Date of Award


Degree Name

MS in Environmental Sciences and Management


Natural Resources Management


College of Agriculture, Food, and Environmental Sciences


Bwalya Malama

Advisor Department

Natural Resources Management

Advisor College

College of Agriculture, Food, and Environmental Sciences

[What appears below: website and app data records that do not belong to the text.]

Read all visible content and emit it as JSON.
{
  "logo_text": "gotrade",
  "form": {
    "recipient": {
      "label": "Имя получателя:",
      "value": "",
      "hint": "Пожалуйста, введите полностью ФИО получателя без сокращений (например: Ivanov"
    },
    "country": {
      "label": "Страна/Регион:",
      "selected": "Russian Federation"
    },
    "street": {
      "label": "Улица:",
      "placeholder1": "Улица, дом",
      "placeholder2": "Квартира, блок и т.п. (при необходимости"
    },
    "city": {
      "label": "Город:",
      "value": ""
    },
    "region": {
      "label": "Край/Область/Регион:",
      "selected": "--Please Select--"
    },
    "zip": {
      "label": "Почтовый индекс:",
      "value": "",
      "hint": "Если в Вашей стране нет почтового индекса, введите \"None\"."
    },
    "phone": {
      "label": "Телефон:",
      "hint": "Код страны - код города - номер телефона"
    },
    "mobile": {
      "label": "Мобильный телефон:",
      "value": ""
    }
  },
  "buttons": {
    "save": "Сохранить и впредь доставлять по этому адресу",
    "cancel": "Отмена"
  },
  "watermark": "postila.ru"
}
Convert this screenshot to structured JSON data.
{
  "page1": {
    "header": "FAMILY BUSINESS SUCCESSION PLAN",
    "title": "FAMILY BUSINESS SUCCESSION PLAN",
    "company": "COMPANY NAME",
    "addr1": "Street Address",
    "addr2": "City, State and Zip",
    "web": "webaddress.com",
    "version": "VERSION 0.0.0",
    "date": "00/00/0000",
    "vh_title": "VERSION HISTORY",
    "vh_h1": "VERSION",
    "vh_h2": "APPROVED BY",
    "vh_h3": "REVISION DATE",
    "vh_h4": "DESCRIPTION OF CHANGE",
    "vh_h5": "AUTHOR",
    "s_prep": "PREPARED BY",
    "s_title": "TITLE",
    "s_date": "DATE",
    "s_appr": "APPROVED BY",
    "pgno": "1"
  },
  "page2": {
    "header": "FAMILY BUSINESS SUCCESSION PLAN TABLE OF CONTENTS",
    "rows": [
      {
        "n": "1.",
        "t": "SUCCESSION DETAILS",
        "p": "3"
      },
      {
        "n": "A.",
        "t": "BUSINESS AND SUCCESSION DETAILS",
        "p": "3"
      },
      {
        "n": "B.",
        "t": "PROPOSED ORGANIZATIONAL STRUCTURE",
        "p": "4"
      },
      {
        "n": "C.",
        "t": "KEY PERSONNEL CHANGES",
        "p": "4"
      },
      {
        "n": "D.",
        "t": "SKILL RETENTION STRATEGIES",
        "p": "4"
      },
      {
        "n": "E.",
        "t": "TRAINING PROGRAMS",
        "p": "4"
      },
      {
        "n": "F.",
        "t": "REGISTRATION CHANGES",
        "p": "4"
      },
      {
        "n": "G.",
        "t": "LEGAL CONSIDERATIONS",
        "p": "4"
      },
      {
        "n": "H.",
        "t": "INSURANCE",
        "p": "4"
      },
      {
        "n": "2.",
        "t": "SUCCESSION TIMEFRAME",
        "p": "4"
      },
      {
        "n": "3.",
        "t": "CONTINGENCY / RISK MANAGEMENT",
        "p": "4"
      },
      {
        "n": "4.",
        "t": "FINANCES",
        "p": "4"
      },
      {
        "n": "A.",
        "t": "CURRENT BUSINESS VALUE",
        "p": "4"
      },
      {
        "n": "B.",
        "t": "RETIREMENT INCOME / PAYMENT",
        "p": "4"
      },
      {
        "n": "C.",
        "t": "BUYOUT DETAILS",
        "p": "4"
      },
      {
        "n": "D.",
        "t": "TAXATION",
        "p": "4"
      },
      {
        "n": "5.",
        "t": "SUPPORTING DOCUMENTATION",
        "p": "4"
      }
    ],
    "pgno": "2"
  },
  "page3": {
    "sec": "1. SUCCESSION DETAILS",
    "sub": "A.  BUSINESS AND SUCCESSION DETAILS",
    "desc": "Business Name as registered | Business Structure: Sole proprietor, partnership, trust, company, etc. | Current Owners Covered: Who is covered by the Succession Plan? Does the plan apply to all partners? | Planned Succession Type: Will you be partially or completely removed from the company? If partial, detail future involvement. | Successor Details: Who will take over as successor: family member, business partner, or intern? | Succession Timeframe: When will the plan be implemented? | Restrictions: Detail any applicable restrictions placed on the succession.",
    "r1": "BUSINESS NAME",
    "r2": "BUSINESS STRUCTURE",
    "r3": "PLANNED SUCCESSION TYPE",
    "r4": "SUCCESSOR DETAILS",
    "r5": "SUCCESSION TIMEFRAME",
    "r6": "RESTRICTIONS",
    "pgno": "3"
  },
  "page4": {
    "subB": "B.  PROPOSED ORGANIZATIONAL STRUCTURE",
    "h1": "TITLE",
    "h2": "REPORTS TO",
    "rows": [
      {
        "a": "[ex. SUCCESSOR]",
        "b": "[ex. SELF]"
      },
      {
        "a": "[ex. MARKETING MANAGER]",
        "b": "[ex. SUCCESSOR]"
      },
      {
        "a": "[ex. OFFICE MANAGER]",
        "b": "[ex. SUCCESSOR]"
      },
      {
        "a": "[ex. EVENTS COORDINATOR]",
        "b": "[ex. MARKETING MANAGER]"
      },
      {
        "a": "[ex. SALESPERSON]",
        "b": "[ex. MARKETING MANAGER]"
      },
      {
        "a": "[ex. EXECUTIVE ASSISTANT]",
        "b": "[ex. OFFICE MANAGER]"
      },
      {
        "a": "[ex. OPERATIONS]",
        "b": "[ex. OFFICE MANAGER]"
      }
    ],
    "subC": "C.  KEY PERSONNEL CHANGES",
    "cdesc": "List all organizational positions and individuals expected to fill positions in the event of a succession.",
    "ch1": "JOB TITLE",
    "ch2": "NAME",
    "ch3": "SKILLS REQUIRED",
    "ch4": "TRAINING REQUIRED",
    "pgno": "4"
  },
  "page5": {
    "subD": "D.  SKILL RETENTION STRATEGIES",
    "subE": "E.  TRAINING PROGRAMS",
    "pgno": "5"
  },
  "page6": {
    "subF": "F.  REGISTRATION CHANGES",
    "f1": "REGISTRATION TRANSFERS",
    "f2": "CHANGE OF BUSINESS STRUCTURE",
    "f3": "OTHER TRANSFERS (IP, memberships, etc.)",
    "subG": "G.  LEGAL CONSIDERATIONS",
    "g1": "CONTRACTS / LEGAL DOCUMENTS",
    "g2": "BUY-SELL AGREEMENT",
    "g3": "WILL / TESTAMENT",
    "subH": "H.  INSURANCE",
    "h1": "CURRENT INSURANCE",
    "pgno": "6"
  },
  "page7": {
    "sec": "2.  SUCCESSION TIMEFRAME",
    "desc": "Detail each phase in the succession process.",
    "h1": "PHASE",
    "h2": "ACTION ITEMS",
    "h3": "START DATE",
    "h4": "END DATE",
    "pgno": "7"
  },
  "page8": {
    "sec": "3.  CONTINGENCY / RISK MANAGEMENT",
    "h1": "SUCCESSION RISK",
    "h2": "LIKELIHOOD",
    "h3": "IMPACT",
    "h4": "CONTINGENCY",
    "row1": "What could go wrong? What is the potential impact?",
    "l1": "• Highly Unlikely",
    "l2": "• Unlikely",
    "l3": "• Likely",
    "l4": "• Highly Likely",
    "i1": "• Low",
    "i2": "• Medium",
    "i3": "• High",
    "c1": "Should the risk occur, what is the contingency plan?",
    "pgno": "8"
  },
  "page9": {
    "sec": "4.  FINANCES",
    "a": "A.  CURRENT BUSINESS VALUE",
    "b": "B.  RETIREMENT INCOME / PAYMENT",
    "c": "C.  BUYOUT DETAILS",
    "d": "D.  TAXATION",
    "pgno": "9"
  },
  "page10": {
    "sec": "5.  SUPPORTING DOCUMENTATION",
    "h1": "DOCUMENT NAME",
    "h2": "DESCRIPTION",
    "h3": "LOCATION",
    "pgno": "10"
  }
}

The efficacy of hydraulic pumping as a remediation method of a petroleum, or Light Non-Aqueous Phase Liquid (LNAPL) spill in Arroyo Grande, California will be assessed by determining aquifer properties, assessing the chemical properties of the contaminant, recovering the contaminant from the subsurface, and proposing alternative remediation techniques. Soil, groundwater and contaminant characteristics, cumulative volume of LNAPL skimming test data, pumping rates, and LNAPL thicknesses in wells installed within the contaminant plume were collected. Sediments around the LNAPL source are contaminated with hydrocarbons in the gas and diesel range. Pumping efficacy is expected to continue to decrease at the site, at which point alternate remediation techniques are evaluated. Skimming test data for each well reached an equilibrium discharge rate at approximately 60 minutes between discharges. Pumping rates in each well were variable with an average pumping rate of 20 gallons per week. LNAPL thicknesses in each well were variable, with maximum thicknesses of over seven feet and minimum thicknesses of less than two feet. Results from groundwater monitoring demonstrate that the plume is at low risk of migrating to neighboring properties. LNAPL testing and successful recovery progress of 6,169 gallons of LNAPL demonstrates that hydraulic pumping is an efficient first step towards containing the spread of the oil spill and removing the oil from the plume.